See Here… Eye-Opening Research About COVID Revealed
Me: My eyes have been aching the past couple days.
Friend: Maybe you have COVID.
Friend: Yeah, aching eyes is one of the symptoms of the Omicron variant.
Me: Since when?
Friend: Well, for a while, probably. But the British Medical Journal recently published something about it.
Me: Hmmm. I’ll have to check that out.
The Eyes Have It
So, I did. Sure enough, a recent research study published in the journal BMJ Open Ophthalmology revealed that a COVID infection can have an impact on our eyes.
In fact, what may seem like an eye-related problem might be better diagnosed initially by a COVID test rather than a visit to the eye doctor. Of course, you should still see your ophthalmologist, but get checked for COVID first.
Now, the most likely symptoms from an Omicron infection continue to be cough, fever, and loss or change in taste or smell. Plus sore throat, brain fog and fatigue.
But aching eyes, including a more pronounced sensitivity to light than normal, might indicate a COVID infection.
Those who test positive for COVID who also have eye issues usually report vision problems, red or bloodshot eyes, or aching in the eyes.
Light Sensitivity & Blurry Vision
The study included 83 participants, including patients who tested positive for COVID. The answers to their questionnaires indicated that eye problems were common.
Most reported photophobia, which is an increased sensitivity to light causing discomfort.
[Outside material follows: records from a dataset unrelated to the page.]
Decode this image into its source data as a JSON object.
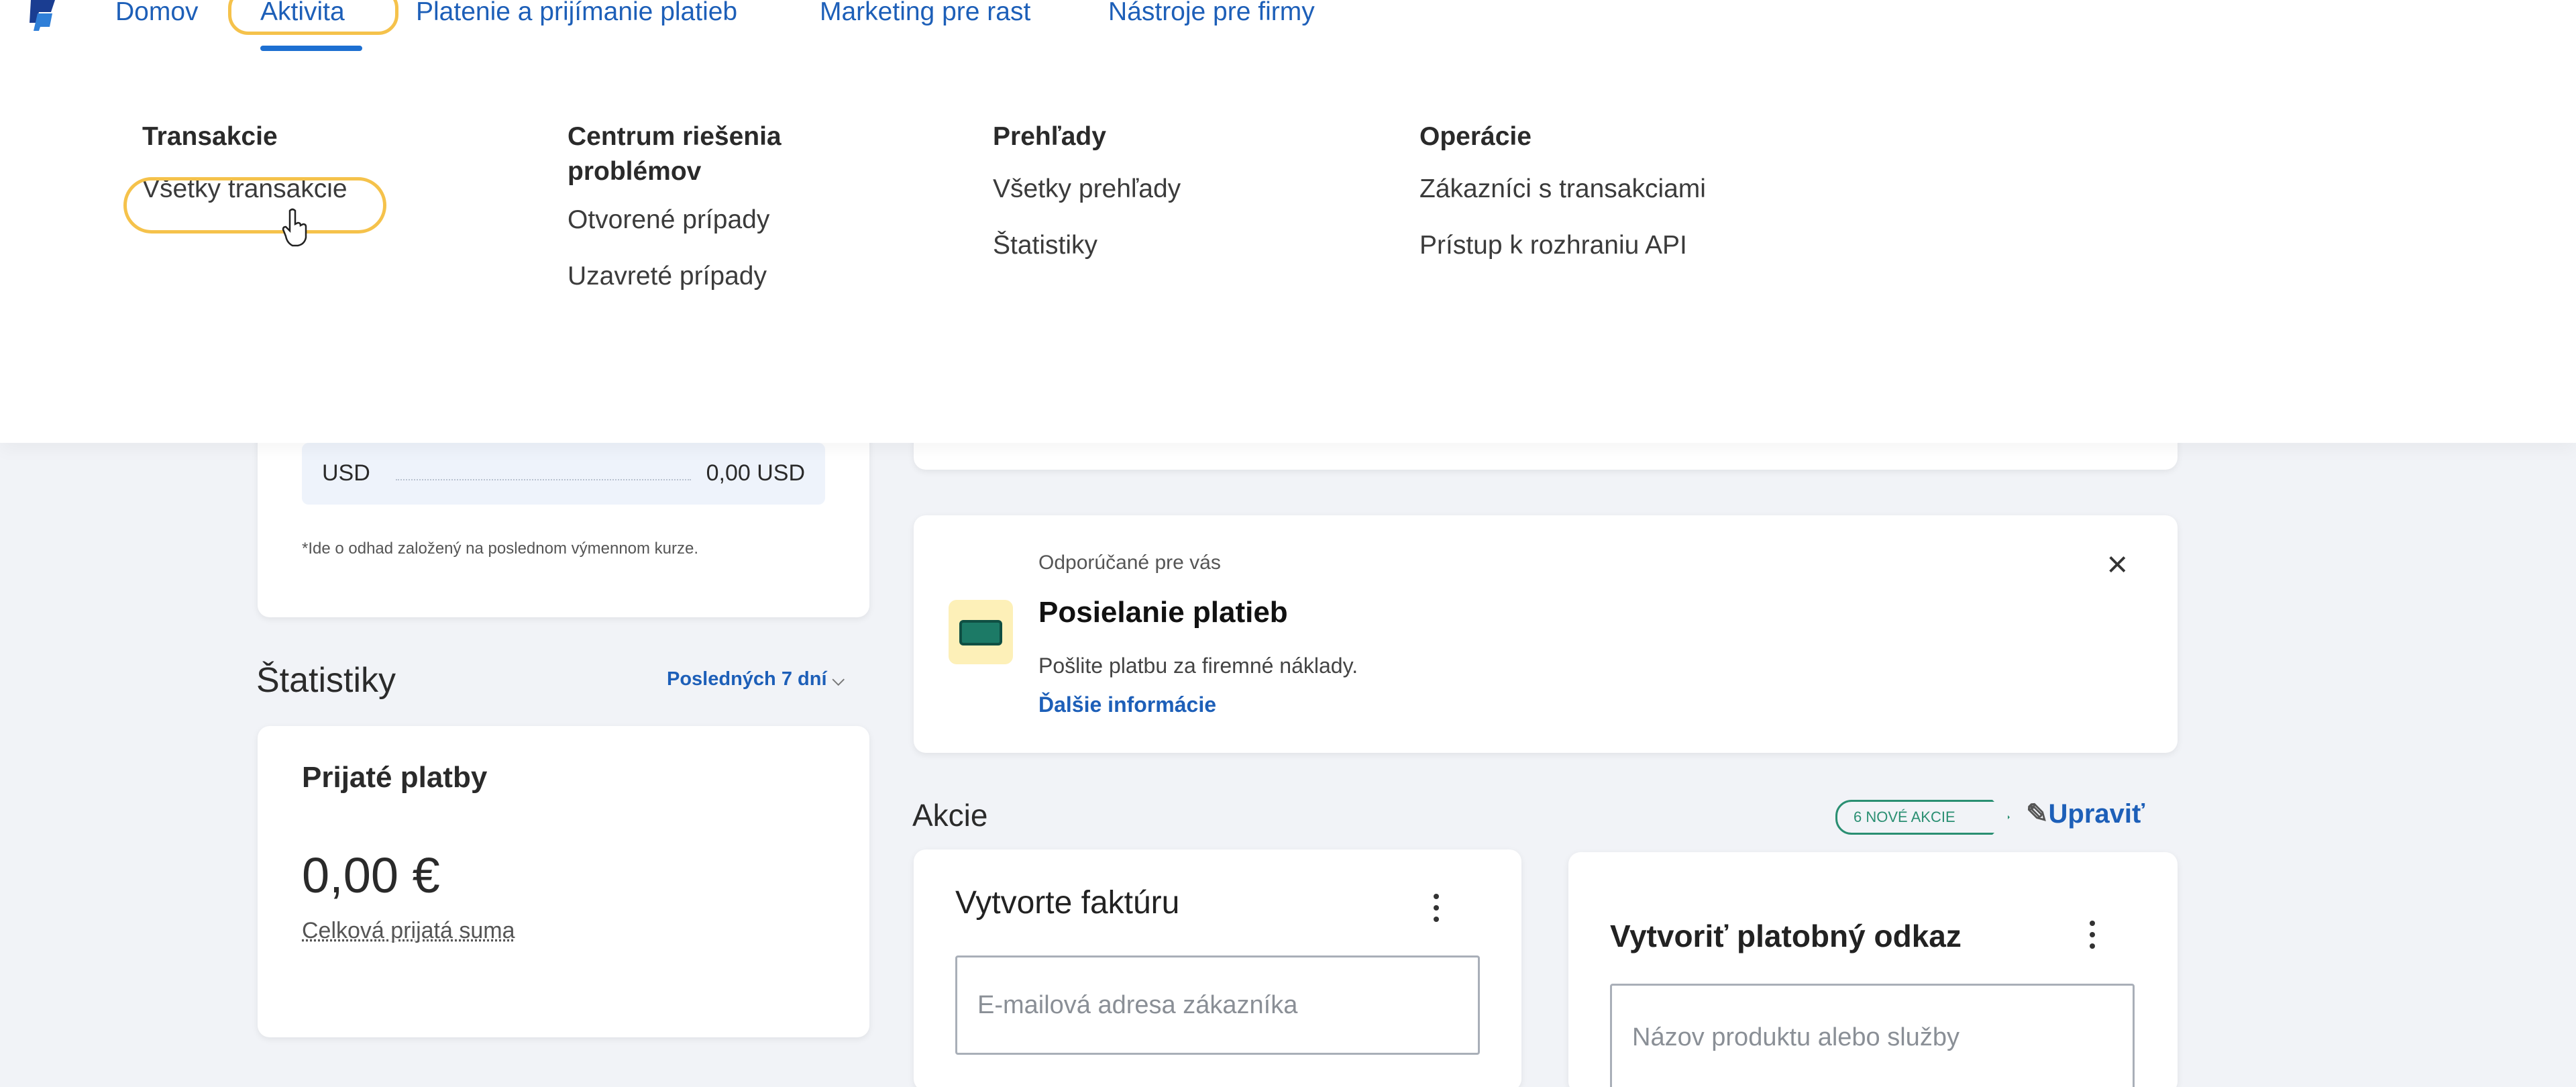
{
  "nav": {
    "items": [
      "Domov",
      "Aktivita",
      "Platenie a prijímanie platieb",
      "Marketing pre rast",
      "Nástroje pre firmy"
    ]
  },
  "menu": {
    "col1": {
      "heading": "Transakcie",
      "links": [
        "Všetky transakcie"
      ]
    },
    "col2": {
      "heading": "Centrum riešenia problémov",
      "links": [
        "Otvorené prípady",
        "Uzavreté prípady"
      ]
    },
    "col3": {
      "heading": "Prehľady",
      "links": [
        "Všetky prehľady",
        "Štatistiky"
      ]
    },
    "col4": {
      "heading": "Operácie",
      "links": [
        "Zákazníci s transakciami",
        "Prístup k rozhraniu API"
      ]
    }
  },
  "balance": {
    "currency": "USD",
    "amount": "0,00 USD",
    "note": "*Ide o odhad založený na poslednom výmennom kurze."
  },
  "stats": {
    "title": "Štatistiky",
    "period": "Posledných 7 dní",
    "card_title": "Prijaté platby",
    "amount": "0,00 €",
    "caption": "Celková prijatá suma"
  },
  "recommend": {
    "label": "Odporúčané pre vás",
    "title": "Posielanie platieb",
    "desc": "Pošlite platbu za firemné náklady.",
    "link": "Ďalšie informácie",
    "close": "×"
  },
  "actions": {
    "title": "Akcie",
    "badge": "6 NOVÉ AKCIE",
    "edit": "Upraviť",
    "invoice": {
      "title": "Vytvorte faktúru",
      "placeholder": "E-mailová adresa zákazníka"
    },
    "paylink": {
      "title": "Vytvoriť platobný odkaz",
      "placeholder": "Názov produktu alebo služby"
    }
  },
  "colors": {
    "accent": "#1d5fb8",
    "highlight": "#f5c24b",
    "badge": "#2a8f72"
  }
}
That was the most frequent symptom.
But the most significant symptom was aching eyes. Additionally, many had blurry vision and/or bloodshot eyes.
A small percentage of the participants who tested positive for COVID reported conjunctivitis (inflammation of the eye lining), even when other symptoms were mild or non-existent.
Sore Eyes a COVID Symptom
In the study, there was no significant difference in eye symptoms between males and females.
About 81% of the participants said their eye symptoms did not appear until two weeks after they had experienced other COVID symptoms.
And 80% reported that their eye-related problems had dissipated after two weeks.
The journal’s conclusion reads, in part, “The most significant ocular symptom experienced by people suffering from COVID-19 was sore eyes. Other symptoms associated with other types of conjunctivitis, such as mucus discharge and gritty eyes linked to bacterial infection, did not reach significance.”
Eye Issues Can Persist
According to the Mayo Clinic, conjunctivitis can be a COVID symptom. They say the most common eye problems linked to COVID are light sensitivity, sore eyes and itchy eyes.
An article published by Scientific American reports that approximately 11% of people who test positive for COVID develop some type of eye or ear problem.
Those problems include red eyes, sensitivity to light and ringing ears. And sometimes those issues persist well after other COVID symptoms have subsided.
The takeaway here, according to the article’s authors, is that people may need to broaden the scope of warning signs to watch for regarding when to get tested for COVID.
Early Clues Were There
Lee Gehrke is a molecular biologist at the Massachusetts Institute of Technology. He said, “The data are growing to suggest that there are more neural consequences of this infection than we originally thought.”
Actually, there were early clues that eye problems might be a COVID-19 symptom. Li Wenliang, a Chinese ophthalmologist, likely caught the virus from an asymptomatic glaucoma patient. Before the doctor died in 2020, he tried to warn the world about the illness’s severity.
Other early signs of eye problems connected to COVID were reported in Singapore, where researchers detected SARS in patients’ tears back in 2003. As well as in Toronto, where infection rates were higher among healthcare workers who did not wear eye protection.
In Italy, researchers found COVID on the surface of the eyes of more than one-half of 91 patients who’d been hospitalized in the spring of 2020.
Bhupendra Patel is with the University of Utah’s John A. Moran Eye Center. He co-authored a 2021 review of research on COVID’s ocular symptoms. He believes up to one-third of COVID patients have some type of eye issue, even if it’s not visible.
Are Eyes a Portal for Infection?
In addition to eye issues being a symptom of COVID, eyes may actually be a portal that leads to infection.
If the virus is on one’s hands, eye-rubbing could result in infection. Or respiratory droplets from a cough or sneeze could land in another person’s eyes.
From there, the infection could make its way into nasal passages and then into the respiratory system.
Shahzad Mian, an ophthalmologist at the University of Michigan, says about 6% of people show signs of COVID in their eyes before other symptoms kick in. In other words, red or itchy eyes could mean COVID infection, even without other symptoms.
Allergies or COVID?
Now, people who have red or itchy eyes should not jump to the conclusion that they have COVID-19. Especially during fall allergy season.
Typical allergy symptoms including watery eyes and stuffy nose are much more likely to be an indicator of allergies than of COVID.
But research shows it wouldn’t hurt to get tested for the virus if symptoms persist and don’t respond to allergy medication.
And if you have additional symptoms beyond normal allergy symptoms, it’s definitely a good idea to get tested.
Staying healthy during challenging times should be our top priority. Please take care of yourselves to the best of your abilities.